He then worked at the Postgraduate Medical School at Hammersmith and the Royal Masonic Hospital until 1949. After passing the general FRCS examination he became clinical assistant in aural surgery at the London Hospital and later registrar at the Royal National ENT Hospital, the Whittington and Charing Cross Hospitals. After applying for the colonial service he was appointed to the Gold Coast in 1954 to take charge of the first specialist ENT department there, and continued in that appointment until his death. His devoted service to the people of Ghana was recognised by the award of the Ghana Gold Medal in 1973.

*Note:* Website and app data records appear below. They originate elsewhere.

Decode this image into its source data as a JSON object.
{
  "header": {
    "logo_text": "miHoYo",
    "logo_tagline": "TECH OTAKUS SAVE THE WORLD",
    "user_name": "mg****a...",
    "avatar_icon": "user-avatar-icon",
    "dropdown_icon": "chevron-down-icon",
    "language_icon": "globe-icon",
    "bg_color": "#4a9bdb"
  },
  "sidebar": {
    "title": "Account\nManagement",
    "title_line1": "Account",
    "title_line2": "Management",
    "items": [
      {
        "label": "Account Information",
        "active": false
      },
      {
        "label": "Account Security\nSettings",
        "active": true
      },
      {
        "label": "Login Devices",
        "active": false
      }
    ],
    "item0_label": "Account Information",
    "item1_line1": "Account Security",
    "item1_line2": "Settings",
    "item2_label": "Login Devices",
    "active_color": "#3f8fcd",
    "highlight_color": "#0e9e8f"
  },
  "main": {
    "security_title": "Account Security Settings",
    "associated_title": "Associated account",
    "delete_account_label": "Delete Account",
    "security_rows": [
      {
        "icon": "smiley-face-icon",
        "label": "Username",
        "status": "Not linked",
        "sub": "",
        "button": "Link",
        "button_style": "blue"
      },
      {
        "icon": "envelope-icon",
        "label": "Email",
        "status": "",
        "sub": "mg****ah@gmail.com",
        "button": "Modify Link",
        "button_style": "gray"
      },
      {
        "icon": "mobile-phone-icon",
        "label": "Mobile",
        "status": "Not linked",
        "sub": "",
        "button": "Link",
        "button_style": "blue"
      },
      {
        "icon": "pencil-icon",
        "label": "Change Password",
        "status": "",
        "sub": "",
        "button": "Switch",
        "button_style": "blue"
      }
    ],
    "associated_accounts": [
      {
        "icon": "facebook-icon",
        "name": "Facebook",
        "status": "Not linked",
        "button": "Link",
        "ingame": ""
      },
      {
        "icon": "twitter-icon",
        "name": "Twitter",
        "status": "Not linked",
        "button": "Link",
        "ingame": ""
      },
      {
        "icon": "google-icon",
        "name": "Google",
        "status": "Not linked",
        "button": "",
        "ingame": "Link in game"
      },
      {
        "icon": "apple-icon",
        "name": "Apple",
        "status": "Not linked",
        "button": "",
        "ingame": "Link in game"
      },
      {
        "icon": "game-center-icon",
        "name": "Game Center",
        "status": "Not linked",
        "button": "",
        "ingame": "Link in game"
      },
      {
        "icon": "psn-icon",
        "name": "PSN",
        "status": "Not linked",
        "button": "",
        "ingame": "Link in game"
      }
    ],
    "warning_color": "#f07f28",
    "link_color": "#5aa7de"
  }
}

A member of the BMA for many years, David took a keen interest in the formation of the Ghana Medical Association and was for some time its treasurer. He was also a foundation member of the West African College of Surgeons and served on its faculty of otolaryngology and ophthalmology. He made it possible for young Ghanaians to go abroad to train in ENT work. He undertook much plastic surgery on patients with cancrum oris, especially children, and showed great concern for their well-being. Despite a lifelong stammer he was a good and entertaining lecturer. Though his special interests were in Africa and its art, dance and sculpture, he spent most of his vacations on the Isle of Harris in the outer Hebrides where he liked to restore ancient buildings. He was also interested in plant cultivation. He wrote a number of papers including a notable one with Denis Burkitt.

John David will always be remembered by the people of Ghana and he was much loved by his patients, especially the children. He never married and when he died on 30 September 1980, he was survived by his mother, a sister and two brothers.

Sources used to compile this entry: [Brit med J 1980, 280, 489].

The Royal College of Surgeons of England